=== Try it ===
No pictures, nothing altered: return the data below.

====== Entries supplied

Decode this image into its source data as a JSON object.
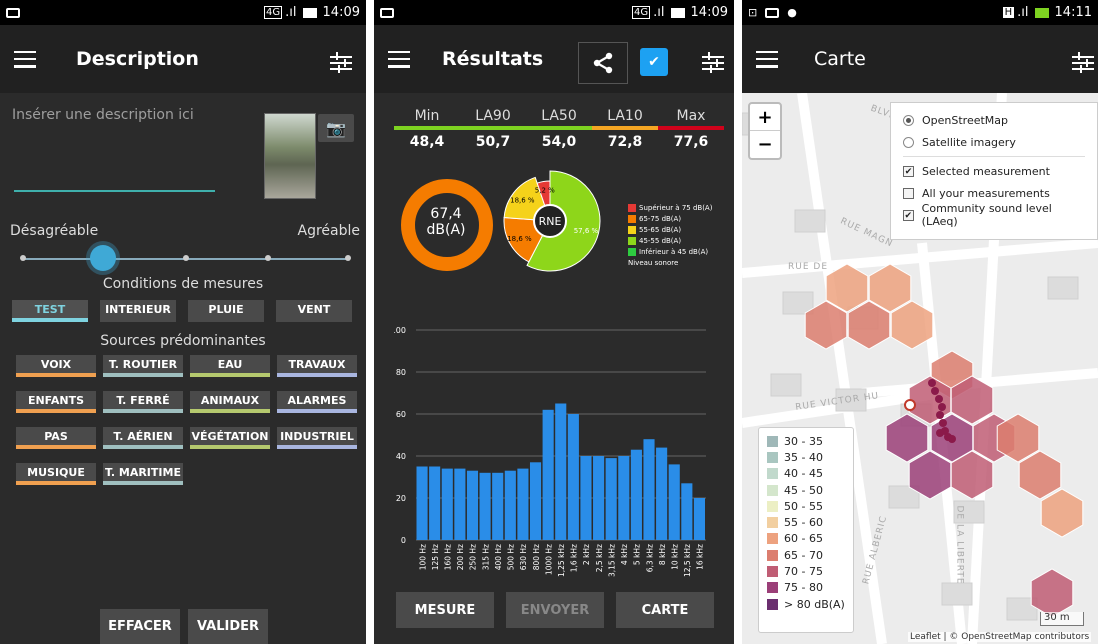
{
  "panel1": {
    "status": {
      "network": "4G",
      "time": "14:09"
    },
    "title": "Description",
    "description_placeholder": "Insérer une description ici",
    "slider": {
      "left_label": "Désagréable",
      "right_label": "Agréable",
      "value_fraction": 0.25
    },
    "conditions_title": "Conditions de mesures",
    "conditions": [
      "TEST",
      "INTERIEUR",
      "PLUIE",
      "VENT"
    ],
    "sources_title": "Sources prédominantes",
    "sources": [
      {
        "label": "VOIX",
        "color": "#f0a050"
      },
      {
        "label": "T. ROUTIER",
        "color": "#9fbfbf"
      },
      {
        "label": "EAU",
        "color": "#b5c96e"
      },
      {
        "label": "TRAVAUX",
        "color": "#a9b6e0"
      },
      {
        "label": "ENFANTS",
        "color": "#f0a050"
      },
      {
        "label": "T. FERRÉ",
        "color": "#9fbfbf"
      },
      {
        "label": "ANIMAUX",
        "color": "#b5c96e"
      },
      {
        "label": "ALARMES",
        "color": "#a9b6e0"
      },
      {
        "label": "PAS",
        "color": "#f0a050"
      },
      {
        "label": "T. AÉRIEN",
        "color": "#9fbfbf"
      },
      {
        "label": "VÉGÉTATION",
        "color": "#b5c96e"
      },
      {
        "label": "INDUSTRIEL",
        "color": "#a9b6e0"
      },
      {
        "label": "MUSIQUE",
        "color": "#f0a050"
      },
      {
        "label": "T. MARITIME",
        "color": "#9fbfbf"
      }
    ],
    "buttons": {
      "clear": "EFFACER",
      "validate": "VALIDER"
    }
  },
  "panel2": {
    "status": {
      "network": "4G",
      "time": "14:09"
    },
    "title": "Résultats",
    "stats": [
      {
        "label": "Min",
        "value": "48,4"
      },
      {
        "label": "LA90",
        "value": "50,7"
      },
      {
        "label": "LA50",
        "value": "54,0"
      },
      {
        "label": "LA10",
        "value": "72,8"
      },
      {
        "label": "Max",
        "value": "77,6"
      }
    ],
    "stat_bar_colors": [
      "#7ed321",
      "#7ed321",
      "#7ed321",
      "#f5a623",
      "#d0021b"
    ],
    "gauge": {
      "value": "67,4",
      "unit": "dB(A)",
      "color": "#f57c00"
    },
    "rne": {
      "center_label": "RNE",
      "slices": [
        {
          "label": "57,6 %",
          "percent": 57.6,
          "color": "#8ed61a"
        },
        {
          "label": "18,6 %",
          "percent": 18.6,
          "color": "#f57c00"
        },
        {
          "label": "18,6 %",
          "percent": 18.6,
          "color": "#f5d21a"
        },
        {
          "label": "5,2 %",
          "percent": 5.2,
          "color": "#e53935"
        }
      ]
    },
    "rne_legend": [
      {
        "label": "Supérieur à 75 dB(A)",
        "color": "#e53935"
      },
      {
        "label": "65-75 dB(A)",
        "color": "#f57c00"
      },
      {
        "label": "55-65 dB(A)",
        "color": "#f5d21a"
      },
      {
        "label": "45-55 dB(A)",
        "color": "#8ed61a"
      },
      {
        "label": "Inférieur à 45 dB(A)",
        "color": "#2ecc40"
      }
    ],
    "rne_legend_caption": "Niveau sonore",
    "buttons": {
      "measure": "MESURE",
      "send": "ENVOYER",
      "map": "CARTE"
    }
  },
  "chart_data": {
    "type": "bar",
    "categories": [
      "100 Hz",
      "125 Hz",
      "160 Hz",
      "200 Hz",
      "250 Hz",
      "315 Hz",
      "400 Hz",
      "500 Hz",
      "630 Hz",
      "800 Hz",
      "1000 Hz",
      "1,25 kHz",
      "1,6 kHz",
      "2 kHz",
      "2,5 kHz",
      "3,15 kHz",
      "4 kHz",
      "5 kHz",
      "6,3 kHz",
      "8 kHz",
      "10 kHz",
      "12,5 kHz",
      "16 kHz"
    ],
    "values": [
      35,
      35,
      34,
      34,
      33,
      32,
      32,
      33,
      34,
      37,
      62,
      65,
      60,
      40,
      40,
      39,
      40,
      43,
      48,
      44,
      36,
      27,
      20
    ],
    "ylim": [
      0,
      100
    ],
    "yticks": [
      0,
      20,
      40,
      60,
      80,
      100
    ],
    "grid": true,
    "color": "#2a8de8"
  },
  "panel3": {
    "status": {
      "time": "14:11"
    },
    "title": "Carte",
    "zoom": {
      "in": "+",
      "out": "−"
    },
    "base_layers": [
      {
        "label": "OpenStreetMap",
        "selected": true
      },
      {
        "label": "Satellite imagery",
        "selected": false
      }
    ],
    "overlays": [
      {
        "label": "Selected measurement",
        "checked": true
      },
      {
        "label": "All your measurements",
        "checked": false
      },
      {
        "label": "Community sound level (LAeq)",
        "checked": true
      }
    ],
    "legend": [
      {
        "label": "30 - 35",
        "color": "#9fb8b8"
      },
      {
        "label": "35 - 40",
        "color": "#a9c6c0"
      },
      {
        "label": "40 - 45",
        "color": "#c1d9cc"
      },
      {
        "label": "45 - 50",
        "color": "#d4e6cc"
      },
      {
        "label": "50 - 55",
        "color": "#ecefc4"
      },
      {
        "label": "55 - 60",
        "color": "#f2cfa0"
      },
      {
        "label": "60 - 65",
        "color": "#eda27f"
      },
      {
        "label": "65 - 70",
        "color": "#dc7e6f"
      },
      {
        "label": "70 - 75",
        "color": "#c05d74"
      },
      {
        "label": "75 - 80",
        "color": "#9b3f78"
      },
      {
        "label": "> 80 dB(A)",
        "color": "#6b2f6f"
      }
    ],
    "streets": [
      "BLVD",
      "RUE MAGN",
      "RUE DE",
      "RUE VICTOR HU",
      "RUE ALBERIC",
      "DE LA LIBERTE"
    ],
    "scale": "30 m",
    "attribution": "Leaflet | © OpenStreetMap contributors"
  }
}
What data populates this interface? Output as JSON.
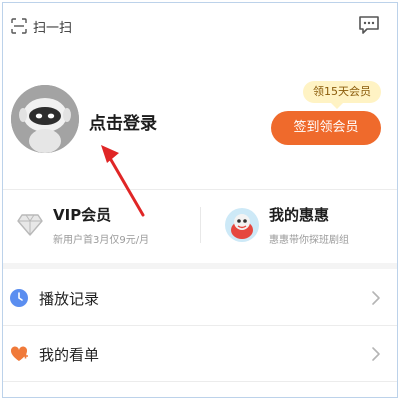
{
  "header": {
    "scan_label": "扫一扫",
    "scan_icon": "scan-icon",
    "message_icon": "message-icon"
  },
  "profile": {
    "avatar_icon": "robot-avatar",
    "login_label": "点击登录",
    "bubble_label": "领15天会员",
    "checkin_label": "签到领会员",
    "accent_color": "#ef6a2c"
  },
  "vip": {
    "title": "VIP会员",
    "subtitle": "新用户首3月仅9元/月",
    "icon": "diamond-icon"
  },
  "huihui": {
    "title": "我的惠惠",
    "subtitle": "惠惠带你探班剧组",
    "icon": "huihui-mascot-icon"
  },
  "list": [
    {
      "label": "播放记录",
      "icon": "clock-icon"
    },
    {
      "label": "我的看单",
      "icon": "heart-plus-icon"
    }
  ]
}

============

=== Answer to the exercise ===
Decode this image into its source data as a JSON object.
{
  "panel1": {
    "status": {
      "network": "4G",
      "time": "14:09"
    },
    "title": "Description",
    "description_placeholder": "Insérer une description ici",
    "slider": {
      "left_label": "Désagréable",
      "right_label": "Agréable",
      "value_fraction": 0.25
    },
    "conditions_title": "Conditions de mesures",
    "conditions": [
      "TEST",
      "INTERIEUR",
      "PLUIE",
      "VENT"
    ],
    "sources_title": "Sources prédominantes",
    "sources": [
      {
        "label": "VOIX",
        "color": "#f0a050"
      },
      {
        "label": "T. ROUTIER",
        "color": "#9fbfbf"
      },
      {
        "label": "EAU",
        "color": "#b5c96e"
      },
      {
        "label": "TRAVAUX",
        "color": "#a9b6e0"
      },
      {
        "label": "ENFANTS",
        "color": "#f0a050"
      },
      {
        "label": "T. FERRÉ",
        "color": "#9fbfbf"
      },
      {
        "label": "ANIMAUX",
        "color": "#b5c96e"
      },
      {
        "label": "ALARMES",
        "color": "#a9b6e0"
      },
      {
        "label": "PAS",
        "color": "#f0a050"
      },
      {
        "label": "T. AÉRIEN",
        "color": "#9fbfbf"
      },
      {
        "label": "VÉGÉTATION",
        "color": "#b5c96e"
      },
      {
        "label": "INDUSTRIEL",
        "color": "#a9b6e0"
      },
      {
        "label": "MUSIQUE",
        "color": "#f0a050"
      },
      {
        "label": "T. MARITIME",
        "color": "#9fbfbf"
      }
    ],
    "buttons": {
      "clear": "EFFACER",
      "validate": "VALIDER"
    }
  },
  "panel2": {
    "status": {
      "network": "4G",
      "time": "14:09"
    },
    "title": "Résultats",
    "stats": [
      {
        "label": "Min",
        "value": "48,4"
      },
      {
        "label": "LA90",
        "value": "50,7"
      },
      {
        "label": "LA50",
        "value": "54,0"
      },
      {
        "label": "LA10",
        "value": "72,8"
      },
      {
        "label": "Max",
        "value": "77,6"
      }
    ],
    "stat_bar_colors": [
      "#7ed321",
      "#7ed321",
      "#7ed321",
      "#f5a623",
      "#d0021b"
    ],
    "gauge": {
      "value": "67,4",
      "unit": "dB(A)",
      "color": "#f57c00"
    },
    "rne": {
      "center_label": "RNE",
      "slices": [
        {
          "label": "57,6 %",
          "percent": 57.6,
          "color": "#8ed61a"
        },
        {
          "label": "18,6 %",
          "percent": 18.6,
          "color": "#f57c00"
        },
        {
          "label": "18,6 %",
          "percent": 18.6,
          "color": "#f5d21a"
        },
        {
          "label": "5,2 %",
          "percent": 5.2,
          "color": "#e53935"
        }
      ]
    },
    "rne_legend": [
      {
        "label": "Supérieur à 75 dB(A)",
        "color": "#e53935"
      },
      {
        "label": "65-75 dB(A)",
        "color": "#f57c00"
      },
      {
        "label": "55-65 dB(A)",
        "color": "#f5d21a"
      },
      {
        "label": "45-55 dB(A)",
        "color": "#8ed61a"
      },
      {
        "label": "Inférieur à 45 dB(A)",
        "color": "#2ecc40"
      }
    ],
    "rne_legend_caption": "Niveau sonore",
    "buttons": {
      "measure": "MESURE",
      "send": "ENVOYER",
      "map": "CARTE"
    }
  },
  "chart_data": {
    "type": "bar",
    "categories": [
      "100 Hz",
      "125 Hz",
      "160 Hz",
      "200 Hz",
      "250 Hz",
      "315 Hz",
      "400 Hz",
      "500 Hz",
      "630 Hz",
      "800 Hz",
      "1000 Hz",
      "1,25 kHz",
      "1,6 kHz",
      "2 kHz",
      "2,5 kHz",
      "3,15 kHz",
      "4 kHz",
      "5 kHz",
      "6,3 kHz",
      "8 kHz",
      "10 kHz",
      "12,5 kHz",
      "16 kHz"
    ],
    "values": [
      35,
      35,
      34,
      34,
      33,
      32,
      32,
      33,
      34,
      37,
      62,
      65,
      60,
      40,
      40,
      39,
      40,
      43,
      48,
      44,
      36,
      27,
      20
    ],
    "ylim": [
      0,
      100
    ],
    "yticks": [
      0,
      20,
      40,
      60,
      80,
      100
    ],
    "grid": true,
    "color": "#2a8de8"
  },
  "panel3": {
    "status": {
      "time": "14:11"
    },
    "title": "Carte",
    "zoom": {
      "in": "+",
      "out": "−"
    },
    "base_layers": [
      {
        "label": "OpenStreetMap",
        "selected": true
      },
      {
        "label": "Satellite imagery",
        "selected": false
      }
    ],
    "overlays": [
      {
        "label": "Selected measurement",
        "checked": true
      },
      {
        "label": "All your measurements",
        "checked": false
      },
      {
        "label": "Community sound level (LAeq)",
        "checked": true
      }
    ],
    "legend": [
      {
        "label": "30 - 35",
        "color": "#9fb8b8"
      },
      {
        "label": "35 - 40",
        "color": "#a9c6c0"
      },
      {
        "label": "40 - 45",
        "color": "#c1d9cc"
      },
      {
        "label": "45 - 50",
        "color": "#d4e6cc"
      },
      {
        "label": "50 - 55",
        "color": "#ecefc4"
      },
      {
        "label": "55 - 60",
        "color": "#f2cfa0"
      },
      {
        "label": "60 - 65",
        "color": "#eda27f"
      },
      {
        "label": "65 - 70",
        "color": "#dc7e6f"
      },
      {
        "label": "70 - 75",
        "color": "#c05d74"
      },
      {
        "label": "75 - 80",
        "color": "#9b3f78"
      },
      {
        "label": "> 80 dB(A)",
        "color": "#6b2f6f"
      }
    ],
    "streets": [
      "BLVD",
      "RUE MAGN",
      "RUE DE",
      "RUE VICTOR HU",
      "RUE ALBERIC",
      "DE LA LIBERTE"
    ],
    "scale": "30 m",
    "attribution": "Leaflet | © OpenStreetMap contributors"
  }
}
What data populates this interface? Output as JSON.
{
  "header": {
    "scan_label": "扫一扫",
    "scan_icon": "scan-icon",
    "message_icon": "message-icon"
  },
  "profile": {
    "avatar_icon": "robot-avatar",
    "login_label": "点击登录",
    "bubble_label": "领15天会员",
    "checkin_label": "签到领会员",
    "accent_color": "#ef6a2c"
  },
  "vip": {
    "title": "VIP会员",
    "subtitle": "新用户首3月仅9元/月",
    "icon": "diamond-icon"
  },
  "huihui": {
    "title": "我的惠惠",
    "subtitle": "惠惠带你探班剧组",
    "icon": "huihui-mascot-icon"
  },
  "list": [
    {
      "label": "播放记录",
      "icon": "clock-icon"
    },
    {
      "label": "我的看单",
      "icon": "heart-plus-icon"
    }
  ]
}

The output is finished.